> [Problem to work on]: Word for word, repeat each record that follows.

> [Interface dataset entries]:
>>>>>
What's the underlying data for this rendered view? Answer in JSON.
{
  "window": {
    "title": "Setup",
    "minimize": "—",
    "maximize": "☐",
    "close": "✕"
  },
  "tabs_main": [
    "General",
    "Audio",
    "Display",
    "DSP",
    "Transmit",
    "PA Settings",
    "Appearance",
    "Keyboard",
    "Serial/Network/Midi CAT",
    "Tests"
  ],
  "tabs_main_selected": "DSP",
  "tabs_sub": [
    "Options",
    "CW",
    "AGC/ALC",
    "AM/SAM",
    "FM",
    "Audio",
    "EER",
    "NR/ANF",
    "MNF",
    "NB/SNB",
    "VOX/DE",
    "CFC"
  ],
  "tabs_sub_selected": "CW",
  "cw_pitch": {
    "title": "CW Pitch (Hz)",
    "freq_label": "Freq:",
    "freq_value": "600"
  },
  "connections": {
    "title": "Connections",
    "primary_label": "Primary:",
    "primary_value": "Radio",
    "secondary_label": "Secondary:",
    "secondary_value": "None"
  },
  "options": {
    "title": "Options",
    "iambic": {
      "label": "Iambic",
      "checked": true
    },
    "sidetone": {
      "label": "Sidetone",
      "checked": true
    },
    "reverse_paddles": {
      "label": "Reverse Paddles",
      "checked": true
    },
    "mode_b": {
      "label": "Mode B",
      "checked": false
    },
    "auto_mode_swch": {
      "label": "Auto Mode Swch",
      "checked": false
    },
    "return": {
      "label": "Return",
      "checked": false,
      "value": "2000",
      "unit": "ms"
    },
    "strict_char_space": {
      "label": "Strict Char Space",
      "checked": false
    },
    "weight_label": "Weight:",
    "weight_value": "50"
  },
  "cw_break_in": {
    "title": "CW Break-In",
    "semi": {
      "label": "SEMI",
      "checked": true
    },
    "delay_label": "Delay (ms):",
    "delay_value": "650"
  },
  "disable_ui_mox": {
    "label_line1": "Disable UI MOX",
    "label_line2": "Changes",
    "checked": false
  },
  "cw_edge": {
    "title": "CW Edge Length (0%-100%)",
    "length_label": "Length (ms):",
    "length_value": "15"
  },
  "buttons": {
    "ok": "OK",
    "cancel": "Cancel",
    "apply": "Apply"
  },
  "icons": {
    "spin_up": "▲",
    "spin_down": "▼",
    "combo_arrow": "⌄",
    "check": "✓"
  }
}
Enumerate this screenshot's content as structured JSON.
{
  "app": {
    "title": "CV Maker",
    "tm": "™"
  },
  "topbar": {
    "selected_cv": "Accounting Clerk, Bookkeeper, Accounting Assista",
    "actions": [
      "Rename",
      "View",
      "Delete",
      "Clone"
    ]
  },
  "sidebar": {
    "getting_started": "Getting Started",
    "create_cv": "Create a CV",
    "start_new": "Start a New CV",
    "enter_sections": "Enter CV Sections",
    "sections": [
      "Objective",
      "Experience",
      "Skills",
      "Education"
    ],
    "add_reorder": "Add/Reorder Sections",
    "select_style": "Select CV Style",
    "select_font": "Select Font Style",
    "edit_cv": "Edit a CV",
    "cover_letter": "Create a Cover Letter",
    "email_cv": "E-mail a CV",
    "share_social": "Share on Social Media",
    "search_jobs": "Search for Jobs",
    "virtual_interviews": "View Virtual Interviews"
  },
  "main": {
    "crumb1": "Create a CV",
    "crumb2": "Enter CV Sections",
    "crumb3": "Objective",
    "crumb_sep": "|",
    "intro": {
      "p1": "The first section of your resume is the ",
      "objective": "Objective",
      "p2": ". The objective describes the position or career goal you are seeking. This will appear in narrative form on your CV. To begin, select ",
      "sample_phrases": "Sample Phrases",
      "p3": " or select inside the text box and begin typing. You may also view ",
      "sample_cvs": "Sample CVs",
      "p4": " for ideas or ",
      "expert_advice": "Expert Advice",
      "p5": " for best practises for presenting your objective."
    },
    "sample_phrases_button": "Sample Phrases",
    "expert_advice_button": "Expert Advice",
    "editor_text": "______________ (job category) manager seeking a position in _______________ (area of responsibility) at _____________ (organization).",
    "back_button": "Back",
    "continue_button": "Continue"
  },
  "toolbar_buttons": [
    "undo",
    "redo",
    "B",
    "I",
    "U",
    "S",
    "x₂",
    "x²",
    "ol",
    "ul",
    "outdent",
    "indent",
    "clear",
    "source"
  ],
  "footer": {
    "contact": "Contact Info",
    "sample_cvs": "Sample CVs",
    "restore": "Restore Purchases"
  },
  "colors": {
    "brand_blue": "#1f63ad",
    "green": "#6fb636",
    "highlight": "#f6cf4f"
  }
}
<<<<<
> [Task result]:
What's the underlying data for this rendered view? Answer in JSON.
{
  "window": {
    "title": "Setup",
    "minimize": "—",
    "maximize": "☐",
    "close": "✕"
  },
  "tabs_main": [
    "General",
    "Audio",
    "Display",
    "DSP",
    "Transmit",
    "PA Settings",
    "Appearance",
    "Keyboard",
    "Serial/Network/Midi CAT",
    "Tests"
  ],
  "tabs_main_selected": "DSP",
  "tabs_sub": [
    "Options",
    "CW",
    "AGC/ALC",
    "AM/SAM",
    "FM",
    "Audio",
    "EER",
    "NR/ANF",
    "MNF",
    "NB/SNB",
    "VOX/DE",
    "CFC"
  ],
  "tabs_sub_selected": "CW",
  "cw_pitch": {
    "title": "CW Pitch (Hz)",
    "freq_label": "Freq:",
    "freq_value": "600"
  },
  "connections": {
    "title": "Connections",
    "primary_label": "Primary:",
    "primary_value": "Radio",
    "secondary_label": "Secondary:",
    "secondary_value": "None"
  },
  "options": {
    "title": "Options",
    "iambic": {
      "label": "Iambic",
      "checked": true
    },
    "sidetone": {
      "label": "Sidetone",
      "checked": true
    },
    "reverse_paddles": {
      "label": "Reverse Paddles",
      "checked": true
    },
    "mode_b": {
      "label": "Mode B",
      "checked": false
    },
    "auto_mode_swch": {
      "label": "Auto Mode Swch",
      "checked": false
    },
    "return": {
      "label": "Return",
      "checked": false,
      "value": "2000",
      "unit": "ms"
    },
    "strict_char_space": {
      "label": "Strict Char Space",
      "checked": false
    },
    "weight_label": "Weight:",
    "weight_value": "50"
  },
  "cw_break_in": {
    "title": "CW Break-In",
    "semi": {
      "label": "SEMI",
      "checked": true
    },
    "delay_label": "Delay (ms):",
    "delay_value": "650"
  },
  "disable_ui_mox": {
    "label_line1": "Disable UI MOX",
    "label_line2": "Changes",
    "checked": false
  },
  "cw_edge": {
    "title": "CW Edge Length (0%-100%)",
    "length_label": "Length (ms):",
    "length_value": "15"
  },
  "buttons": {
    "ok": "OK",
    "cancel": "Cancel",
    "apply": "Apply"
  },
  "icons": {
    "spin_up": "▲",
    "spin_down": "▼",
    "combo_arrow": "⌄",
    "check": "✓"
  }
}
Enumerate this screenshot's content as structured JSON.
{
  "app": {
    "title": "CV Maker",
    "tm": "™"
  },
  "topbar": {
    "selected_cv": "Accounting Clerk, Bookkeeper, Accounting Assista",
    "actions": [
      "Rename",
      "View",
      "Delete",
      "Clone"
    ]
  },
  "sidebar": {
    "getting_started": "Getting Started",
    "create_cv": "Create a CV",
    "start_new": "Start a New CV",
    "enter_sections": "Enter CV Sections",
    "sections": [
      "Objective",
      "Experience",
      "Skills",
      "Education"
    ],
    "add_reorder": "Add/Reorder Sections",
    "select_style": "Select CV Style",
    "select_font": "Select Font Style",
    "edit_cv": "Edit a CV",
    "cover_letter": "Create a Cover Letter",
    "email_cv": "E-mail a CV",
    "share_social": "Share on Social Media",
    "search_jobs": "Search for Jobs",
    "virtual_interviews": "View Virtual Interviews"
  },
  "main": {
    "crumb1": "Create a CV",
    "crumb2": "Enter CV Sections",
    "crumb3": "Objective",
    "crumb_sep": "|",
    "intro": {
      "p1": "The first section of your resume is the ",
      "objective": "Objective",
      "p2": ". The objective describes the position or career goal you are seeking. This will appear in narrative form on your CV. To begin, select ",
      "sample_phrases": "Sample Phrases",
      "p3": " or select inside the text box and begin typing. You may also view ",
      "sample_cvs": "Sample CVs",
      "p4": " for ideas or ",
      "expert_advice": "Expert Advice",
      "p5": " for best practises for presenting your objective."
    },
    "sample_phrases_button": "Sample Phrases",
    "expert_advice_button": "Expert Advice",
    "editor_text": "______________ (job category) manager seeking a position in _______________ (area of responsibility) at _____________ (organization).",
    "back_button": "Back",
    "continue_button": "Continue"
  },
  "toolbar_buttons": [
    "undo",
    "redo",
    "B",
    "I",
    "U",
    "S",
    "x₂",
    "x²",
    "ol",
    "ul",
    "outdent",
    "indent",
    "clear",
    "source"
  ],
  "footer": {
    "contact": "Contact Info",
    "sample_cvs": "Sample CVs",
    "restore": "Restore Purchases"
  },
  "colors": {
    "brand_blue": "#1f63ad",
    "green": "#6fb636",
    "highlight": "#f6cf4f"
  }
}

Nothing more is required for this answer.